▶ **Task instructions**
Retrieve all lines below that have the string "this".

▶ **Given entries**
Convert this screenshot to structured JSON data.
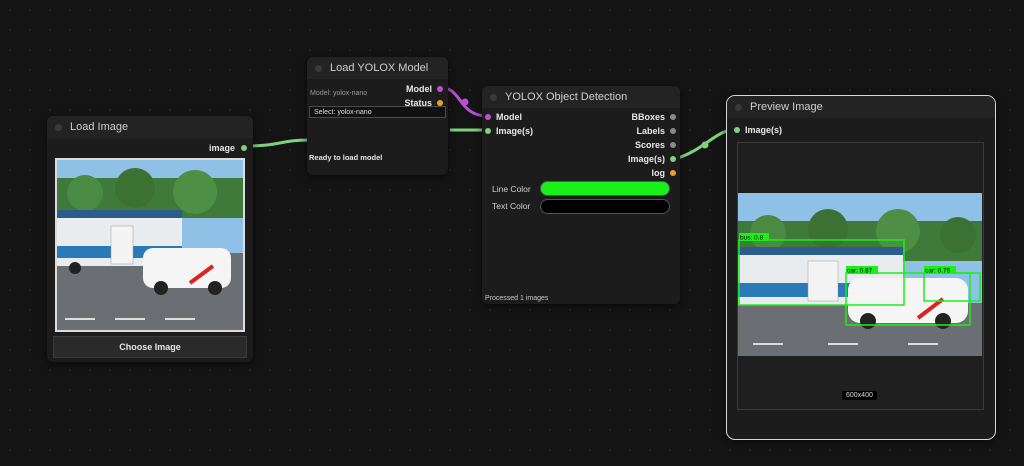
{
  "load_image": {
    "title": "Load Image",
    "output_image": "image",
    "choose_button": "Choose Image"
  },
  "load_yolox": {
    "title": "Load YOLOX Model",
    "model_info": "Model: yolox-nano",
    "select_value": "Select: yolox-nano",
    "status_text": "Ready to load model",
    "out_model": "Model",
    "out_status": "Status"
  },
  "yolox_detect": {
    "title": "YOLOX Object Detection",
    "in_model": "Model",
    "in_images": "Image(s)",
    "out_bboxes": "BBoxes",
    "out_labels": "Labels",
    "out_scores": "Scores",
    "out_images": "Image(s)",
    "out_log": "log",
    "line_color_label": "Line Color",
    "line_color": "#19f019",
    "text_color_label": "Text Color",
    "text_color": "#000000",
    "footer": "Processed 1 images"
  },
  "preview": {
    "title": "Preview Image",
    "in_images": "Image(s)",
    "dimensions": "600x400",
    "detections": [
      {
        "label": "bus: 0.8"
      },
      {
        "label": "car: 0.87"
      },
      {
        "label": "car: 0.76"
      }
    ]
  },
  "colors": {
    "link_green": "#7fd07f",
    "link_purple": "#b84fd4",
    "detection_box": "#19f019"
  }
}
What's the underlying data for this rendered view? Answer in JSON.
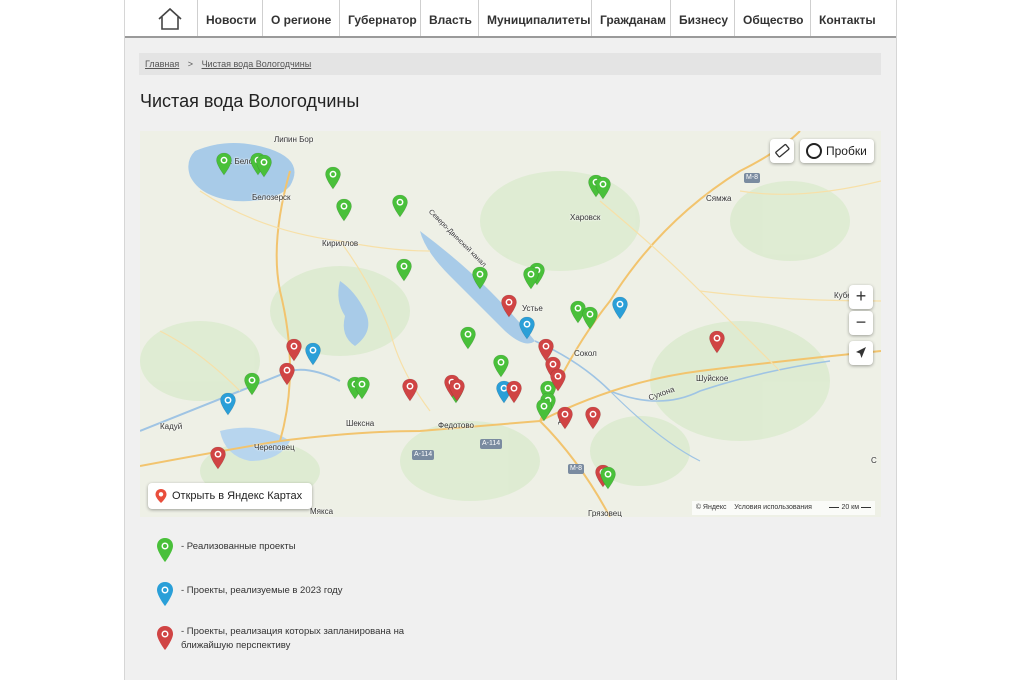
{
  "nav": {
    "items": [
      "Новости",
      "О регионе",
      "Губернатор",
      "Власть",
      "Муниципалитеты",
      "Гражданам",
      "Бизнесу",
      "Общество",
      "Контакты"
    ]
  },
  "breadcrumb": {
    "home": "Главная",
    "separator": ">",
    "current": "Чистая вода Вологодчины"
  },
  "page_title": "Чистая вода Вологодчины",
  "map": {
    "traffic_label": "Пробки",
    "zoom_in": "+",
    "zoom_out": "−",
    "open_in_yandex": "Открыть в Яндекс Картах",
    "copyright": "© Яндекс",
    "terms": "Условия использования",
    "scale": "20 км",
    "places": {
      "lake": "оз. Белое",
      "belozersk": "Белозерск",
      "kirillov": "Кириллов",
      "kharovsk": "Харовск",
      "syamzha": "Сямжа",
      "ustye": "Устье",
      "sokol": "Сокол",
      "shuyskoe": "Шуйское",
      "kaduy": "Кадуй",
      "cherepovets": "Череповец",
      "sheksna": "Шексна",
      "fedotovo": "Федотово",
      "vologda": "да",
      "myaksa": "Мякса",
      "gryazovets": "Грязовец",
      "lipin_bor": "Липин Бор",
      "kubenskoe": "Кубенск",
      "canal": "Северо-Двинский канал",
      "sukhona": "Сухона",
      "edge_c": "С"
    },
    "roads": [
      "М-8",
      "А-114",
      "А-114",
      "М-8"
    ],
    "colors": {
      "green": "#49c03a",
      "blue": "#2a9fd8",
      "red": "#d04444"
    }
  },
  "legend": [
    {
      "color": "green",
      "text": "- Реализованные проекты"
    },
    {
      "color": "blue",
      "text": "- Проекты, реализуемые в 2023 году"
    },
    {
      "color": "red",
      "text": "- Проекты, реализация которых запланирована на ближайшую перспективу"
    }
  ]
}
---
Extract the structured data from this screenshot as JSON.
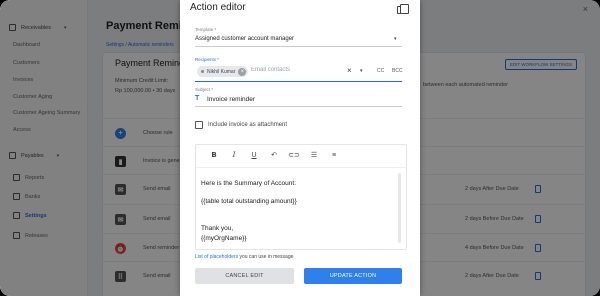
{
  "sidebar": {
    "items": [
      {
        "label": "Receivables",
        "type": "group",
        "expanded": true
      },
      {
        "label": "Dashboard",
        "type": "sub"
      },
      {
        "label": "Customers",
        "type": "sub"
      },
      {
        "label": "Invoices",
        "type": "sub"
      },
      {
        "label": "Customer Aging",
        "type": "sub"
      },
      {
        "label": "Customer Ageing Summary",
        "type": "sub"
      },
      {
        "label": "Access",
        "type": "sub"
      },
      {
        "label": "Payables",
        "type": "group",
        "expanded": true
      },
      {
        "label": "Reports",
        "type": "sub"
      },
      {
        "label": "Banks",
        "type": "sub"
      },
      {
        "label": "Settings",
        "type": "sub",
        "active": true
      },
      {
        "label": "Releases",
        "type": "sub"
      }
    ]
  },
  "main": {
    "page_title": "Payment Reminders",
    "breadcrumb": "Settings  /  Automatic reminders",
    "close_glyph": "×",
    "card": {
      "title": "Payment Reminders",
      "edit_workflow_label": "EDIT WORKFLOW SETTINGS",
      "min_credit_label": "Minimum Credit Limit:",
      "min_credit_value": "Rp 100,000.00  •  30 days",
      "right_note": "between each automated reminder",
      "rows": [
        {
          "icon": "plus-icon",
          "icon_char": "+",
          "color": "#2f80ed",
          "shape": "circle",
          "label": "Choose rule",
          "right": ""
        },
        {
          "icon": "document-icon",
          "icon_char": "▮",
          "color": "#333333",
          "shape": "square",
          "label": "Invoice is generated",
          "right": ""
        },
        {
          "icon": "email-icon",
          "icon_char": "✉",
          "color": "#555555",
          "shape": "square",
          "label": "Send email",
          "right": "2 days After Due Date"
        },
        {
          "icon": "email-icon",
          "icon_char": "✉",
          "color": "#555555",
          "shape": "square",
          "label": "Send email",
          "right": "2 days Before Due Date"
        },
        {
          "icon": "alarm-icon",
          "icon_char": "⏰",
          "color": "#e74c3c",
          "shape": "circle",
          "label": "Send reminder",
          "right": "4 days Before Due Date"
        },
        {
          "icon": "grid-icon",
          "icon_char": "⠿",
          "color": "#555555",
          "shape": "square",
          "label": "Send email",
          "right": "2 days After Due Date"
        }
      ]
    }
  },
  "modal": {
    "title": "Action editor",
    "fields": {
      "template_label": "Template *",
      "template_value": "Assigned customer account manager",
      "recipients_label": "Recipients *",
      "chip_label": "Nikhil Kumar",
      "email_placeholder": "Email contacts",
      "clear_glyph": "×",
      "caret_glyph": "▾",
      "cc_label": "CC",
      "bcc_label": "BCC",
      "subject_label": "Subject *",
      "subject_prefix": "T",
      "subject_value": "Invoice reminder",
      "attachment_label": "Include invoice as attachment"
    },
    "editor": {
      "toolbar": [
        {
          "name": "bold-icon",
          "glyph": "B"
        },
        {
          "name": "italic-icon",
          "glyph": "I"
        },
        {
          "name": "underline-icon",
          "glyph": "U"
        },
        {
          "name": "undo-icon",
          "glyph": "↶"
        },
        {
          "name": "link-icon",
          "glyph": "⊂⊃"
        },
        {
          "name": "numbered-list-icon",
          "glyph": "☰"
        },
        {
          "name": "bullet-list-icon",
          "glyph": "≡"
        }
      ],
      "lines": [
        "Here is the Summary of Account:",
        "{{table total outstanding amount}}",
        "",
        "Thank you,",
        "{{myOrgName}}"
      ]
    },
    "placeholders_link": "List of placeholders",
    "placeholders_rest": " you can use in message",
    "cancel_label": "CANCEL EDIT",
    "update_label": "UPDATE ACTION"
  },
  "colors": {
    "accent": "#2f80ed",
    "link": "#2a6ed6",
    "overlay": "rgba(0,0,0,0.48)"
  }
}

▶ **Written answer**
Convert this screenshot to structured JSON data.
What's the underlying data for this rendered view? Answer in JSON.
Extract the structured data from this screenshot as JSON.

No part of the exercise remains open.